> Task objective: Since the pictures are not wanted, reproduce only the rest of the records, exactly as given.

******

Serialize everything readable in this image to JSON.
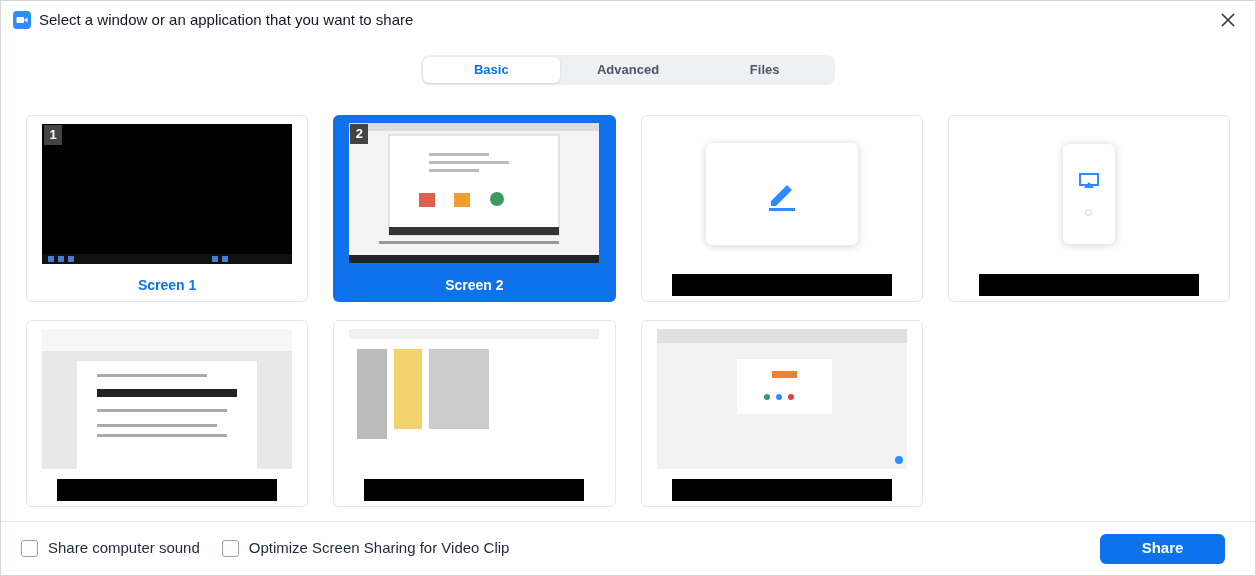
{
  "window": {
    "title": "Select a window or an application that you want to share"
  },
  "tabs": [
    {
      "label": "Basic",
      "selected": true
    },
    {
      "label": "Advanced",
      "selected": false
    },
    {
      "label": "Files",
      "selected": false
    }
  ],
  "sources": [
    {
      "kind": "screen",
      "number": "1",
      "label": "Screen 1",
      "selected": false
    },
    {
      "kind": "screen",
      "number": "2",
      "label": "Screen 2",
      "selected": true
    },
    {
      "kind": "whiteboard",
      "redacted": true,
      "selected": false
    },
    {
      "kind": "phone",
      "redacted": true,
      "selected": false
    },
    {
      "kind": "document",
      "redacted": true,
      "selected": false
    },
    {
      "kind": "explorer",
      "redacted": true,
      "selected": false
    },
    {
      "kind": "browser",
      "redacted": true,
      "selected": false
    }
  ],
  "options": [
    {
      "label": "Share computer sound",
      "checked": false
    },
    {
      "label": "Optimize Screen Sharing for Video Clip",
      "checked": false
    }
  ],
  "share_button": "Share"
}
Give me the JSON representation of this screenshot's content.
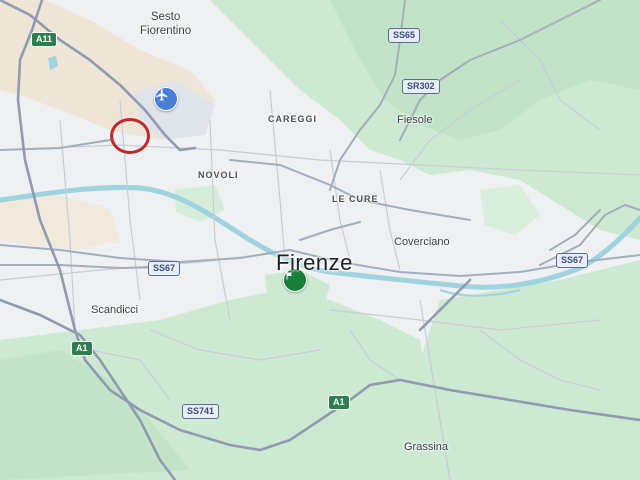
{
  "colors": {
    "park": "#cde9d2",
    "urban": "#eef0f2",
    "industrial": "#eee5d7",
    "river": "#9fd3e0",
    "road": "#a2adbd",
    "motorway": "#8e9bb0",
    "highlight": "#c1272d",
    "airport_pin": "#4a7fd6",
    "city_pin": "#188038"
  },
  "places": {
    "sesto": "Sesto\nFiorentino",
    "careggi": "CAREGGI",
    "fiesole": "Fiesole",
    "novoli": "NOVOLI",
    "le_cure": "LE CURE",
    "coverciano": "Coverciano",
    "firenze": "Firenze",
    "scandicci": "Scandicci",
    "grassina": "Grassina"
  },
  "shields": {
    "a11": "A11",
    "ss65": "SS65",
    "sr302": "SR302",
    "ss67_west": "SS67",
    "ss67_east": "SS67",
    "a1_west": "A1",
    "a1_south": "A1",
    "ss741": "SS741"
  },
  "icons": {
    "airport": "airplane-icon",
    "city_marker": "flag-icon",
    "highlight": "highlight-circle"
  }
}
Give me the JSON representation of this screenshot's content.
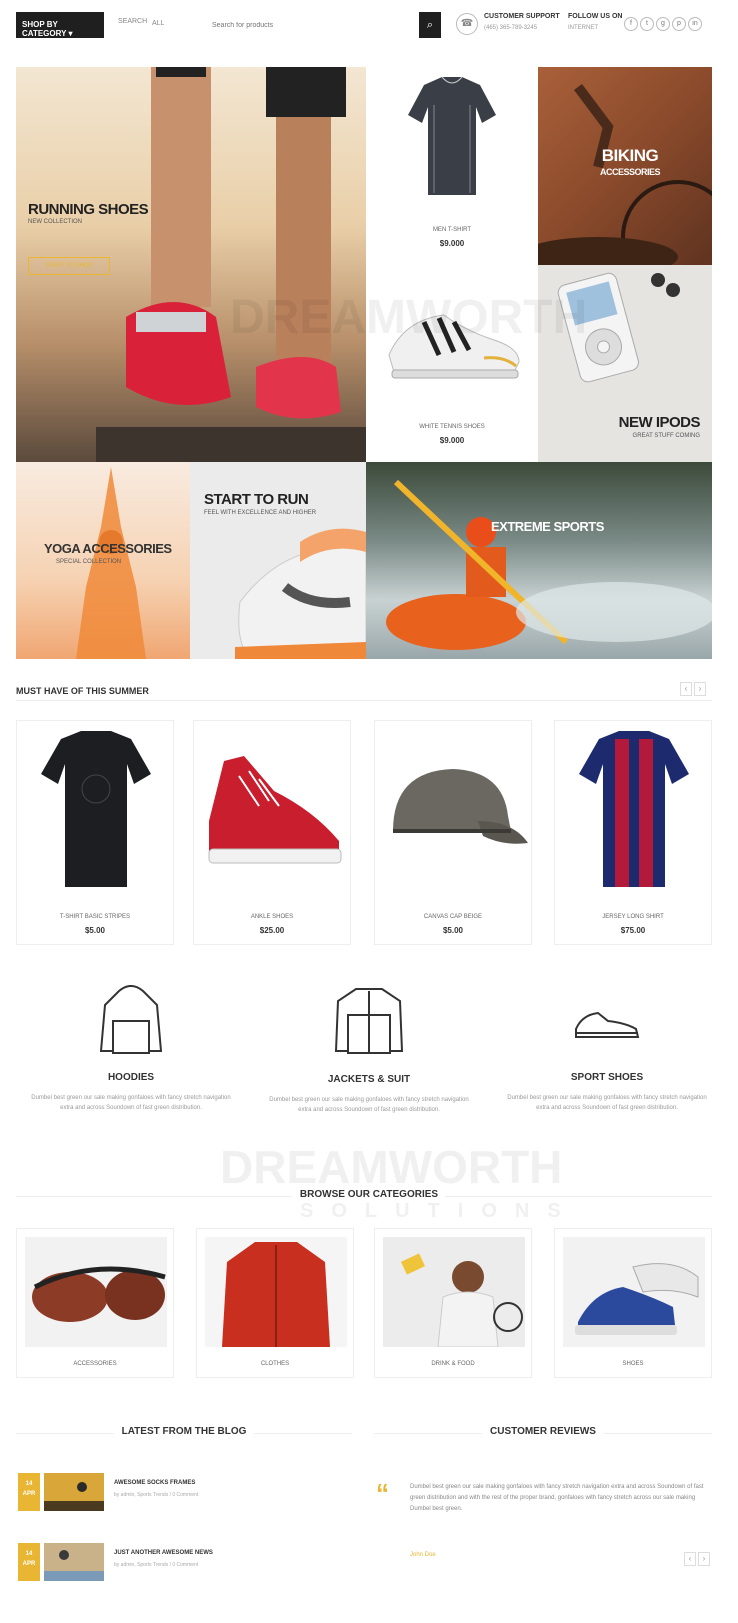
{
  "header": {
    "shop_btn": "SHOP BY CATEGORY ▾",
    "search_label": "SEARCH",
    "search_select": "ALL",
    "search_placeholder": "Search for products",
    "search_btn": "⌕",
    "support_icon": "headset-icon",
    "support_title": "CUSTOMER SUPPORT",
    "support_sub": "(465) 365-789-3245",
    "follow_title": "FOLLOW US ON",
    "follow_sub": "INTERNET",
    "social": [
      "f",
      "t",
      "g",
      "p",
      "in"
    ]
  },
  "banners": {
    "running_title": "RUNNING SHOES",
    "running_sub": "NEW COLLECTION",
    "running_btn": "START TO SHOP",
    "tshirt_name": "MEN T-SHIRT",
    "tshirt_price": "$9.000",
    "biking_title": "BIKING",
    "biking_sub": "ACCESSORIES",
    "shoes_name": "WHITE TENNIS SHOES",
    "shoes_price": "$9.000",
    "ipods_title": "NEW IPODS",
    "ipods_sub": "GREAT STUFF COMING",
    "yoga_title": "YOGA ACCESSORIES",
    "yoga_sub": "SPECIAL COLLECTION",
    "run_title": "START TO RUN",
    "run_sub": "FEEL WITH EXCELLENCE AND HIGHER",
    "extreme_title": "EXTREME SPORTS"
  },
  "summer": {
    "heading": "MUST HAVE OF THIS SUMMER",
    "products": [
      {
        "name": "T-SHIRT BASIC STRIPES",
        "price": "$5.00"
      },
      {
        "name": "ANKLE SHOES",
        "price": "$25.00"
      },
      {
        "name": "CANVAS CAP BEIGE",
        "price": "$5.00"
      },
      {
        "name": "JERSEY LONG SHIRT",
        "price": "$75.00"
      }
    ]
  },
  "features": [
    {
      "title": "HOODIES",
      "text": "Dumbel best green our sale making gonfaloes with fancy stretch navigation extra and across Soundown of fast green distribution.",
      "icon": "hoodie-icon"
    },
    {
      "title": "JACKETS & SUIT",
      "text": "Dumbel best green our sale making gonfaloes with fancy stretch navigation extra and across Soundown of fast green distribution.",
      "icon": "jacket-icon"
    },
    {
      "title": "SPORT SHOES",
      "text": "Dumbel best green our sale making gonfaloes with fancy stretch navigation extra and across Soundown of fast green distribution.",
      "icon": "sneaker-icon"
    }
  ],
  "categories": {
    "heading": "BROWSE OUR CATEGORIES",
    "items": [
      "ACCESSORIES",
      "CLOTHES",
      "DRINK & FOOD",
      "SHOES"
    ]
  },
  "blog": {
    "heading": "LATEST FROM THE BLOG",
    "posts": [
      {
        "day": "14",
        "month": "APR",
        "title": "AWESOME SOCKS FRAMES",
        "meta": "by admin, Sports Trends / 0 Comment"
      },
      {
        "day": "14",
        "month": "APR",
        "title": "JUST ANOTHER AWESOME NEWS",
        "meta": "by admin, Sports Trends / 0 Comment"
      }
    ]
  },
  "reviews": {
    "heading": "CUSTOMER REVIEWS",
    "quote_mark": "“",
    "text": "Dumbel best green our sale making gonfaloes with fancy stretch navigation extra and across Soundown of fast green distribution and with the rest of the proper brand, gonfaloes with fancy stretch across our sale making Dumbel best green.",
    "author": "John Doe"
  },
  "watermark": {
    "main": "DREAMWORTH",
    "sub": "SOLUTIONS"
  },
  "colors": {
    "accent": "#e8b633",
    "dark": "#1f1f1f"
  }
}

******

> Answer below:
Serialize everything readable in this image to JSON.
{
  "window": {
    "title": "Select a window or an application that you want to share"
  },
  "tabs": [
    {
      "label": "Basic",
      "selected": true
    },
    {
      "label": "Advanced",
      "selected": false
    },
    {
      "label": "Files",
      "selected": false
    }
  ],
  "sources": [
    {
      "kind": "screen",
      "number": "1",
      "label": "Screen 1",
      "selected": false
    },
    {
      "kind": "screen",
      "number": "2",
      "label": "Screen 2",
      "selected": true
    },
    {
      "kind": "whiteboard",
      "redacted": true,
      "selected": false
    },
    {
      "kind": "phone",
      "redacted": true,
      "selected": false
    },
    {
      "kind": "document",
      "redacted": true,
      "selected": false
    },
    {
      "kind": "explorer",
      "redacted": true,
      "selected": false
    },
    {
      "kind": "browser",
      "redacted": true,
      "selected": false
    }
  ],
  "options": [
    {
      "label": "Share computer sound",
      "checked": false
    },
    {
      "label": "Optimize Screen Sharing for Video Clip",
      "checked": false
    }
  ],
  "share_button": "Share"
}
Give me the JSON representation of this screenshot's content.
{
  "colors": {
    "park": "#cde9d2",
    "urban": "#eef0f2",
    "industrial": "#eee5d7",
    "river": "#9fd3e0",
    "road": "#a2adbd",
    "motorway": "#8e9bb0",
    "highlight": "#c1272d",
    "airport_pin": "#4a7fd6",
    "city_pin": "#188038"
  },
  "places": {
    "sesto": "Sesto\nFiorentino",
    "careggi": "CAREGGI",
    "fiesole": "Fiesole",
    "novoli": "NOVOLI",
    "le_cure": "LE CURE",
    "coverciano": "Coverciano",
    "firenze": "Firenze",
    "scandicci": "Scandicci",
    "grassina": "Grassina"
  },
  "shields": {
    "a11": "A11",
    "ss65": "SS65",
    "sr302": "SR302",
    "ss67_west": "SS67",
    "ss67_east": "SS67",
    "a1_west": "A1",
    "a1_south": "A1",
    "ss741": "SS741"
  },
  "icons": {
    "airport": "airplane-icon",
    "city_marker": "flag-icon",
    "highlight": "highlight-circle"
  }
}
Give me the JSON representation of this screenshot's content.
{
  "header": {
    "shop_btn": "SHOP BY CATEGORY ▾",
    "search_label": "SEARCH",
    "search_select": "ALL",
    "search_placeholder": "Search for products",
    "search_btn": "⌕",
    "support_icon": "headset-icon",
    "support_title": "CUSTOMER SUPPORT",
    "support_sub": "(465) 365-789-3245",
    "follow_title": "FOLLOW US ON",
    "follow_sub": "INTERNET",
    "social": [
      "f",
      "t",
      "g",
      "p",
      "in"
    ]
  },
  "banners": {
    "running_title": "RUNNING SHOES",
    "running_sub": "NEW COLLECTION",
    "running_btn": "START TO SHOP",
    "tshirt_name": "MEN T-SHIRT",
    "tshirt_price": "$9.000",
    "biking_title": "BIKING",
    "biking_sub": "ACCESSORIES",
    "shoes_name": "WHITE TENNIS SHOES",
    "shoes_price": "$9.000",
    "ipods_title": "NEW IPODS",
    "ipods_sub": "GREAT STUFF COMING",
    "yoga_title": "YOGA ACCESSORIES",
    "yoga_sub": "SPECIAL COLLECTION",
    "run_title": "START TO RUN",
    "run_sub": "FEEL WITH EXCELLENCE AND HIGHER",
    "extreme_title": "EXTREME SPORTS"
  },
  "summer": {
    "heading": "MUST HAVE OF THIS SUMMER",
    "products": [
      {
        "name": "T-SHIRT BASIC STRIPES",
        "price": "$5.00"
      },
      {
        "name": "ANKLE SHOES",
        "price": "$25.00"
      },
      {
        "name": "CANVAS CAP BEIGE",
        "price": "$5.00"
      },
      {
        "name": "JERSEY LONG SHIRT",
        "price": "$75.00"
      }
    ]
  },
  "features": [
    {
      "title": "HOODIES",
      "text": "Dumbel best green our sale making gonfaloes with fancy stretch navigation extra and across Soundown of fast green distribution.",
      "icon": "hoodie-icon"
    },
    {
      "title": "JACKETS & SUIT",
      "text": "Dumbel best green our sale making gonfaloes with fancy stretch navigation extra and across Soundown of fast green distribution.",
      "icon": "jacket-icon"
    },
    {
      "title": "SPORT SHOES",
      "text": "Dumbel best green our sale making gonfaloes with fancy stretch navigation extra and across Soundown of fast green distribution.",
      "icon": "sneaker-icon"
    }
  ],
  "categories": {
    "heading": "BROWSE OUR CATEGORIES",
    "items": [
      "ACCESSORIES",
      "CLOTHES",
      "DRINK & FOOD",
      "SHOES"
    ]
  },
  "blog": {
    "heading": "LATEST FROM THE BLOG",
    "posts": [
      {
        "day": "14",
        "month": "APR",
        "title": "AWESOME SOCKS FRAMES",
        "meta": "by admin, Sports Trends / 0 Comment"
      },
      {
        "day": "14",
        "month": "APR",
        "title": "JUST ANOTHER AWESOME NEWS",
        "meta": "by admin, Sports Trends / 0 Comment"
      }
    ]
  },
  "reviews": {
    "heading": "CUSTOMER REVIEWS",
    "quote_mark": "“",
    "text": "Dumbel best green our sale making gonfaloes with fancy stretch navigation extra and across Soundown of fast green distribution and with the rest of the proper brand, gonfaloes with fancy stretch across our sale making Dumbel best green.",
    "author": "John Doe"
  },
  "watermark": {
    "main": "DREAMWORTH",
    "sub": "SOLUTIONS"
  },
  "colors": {
    "accent": "#e8b633",
    "dark": "#1f1f1f"
  }
}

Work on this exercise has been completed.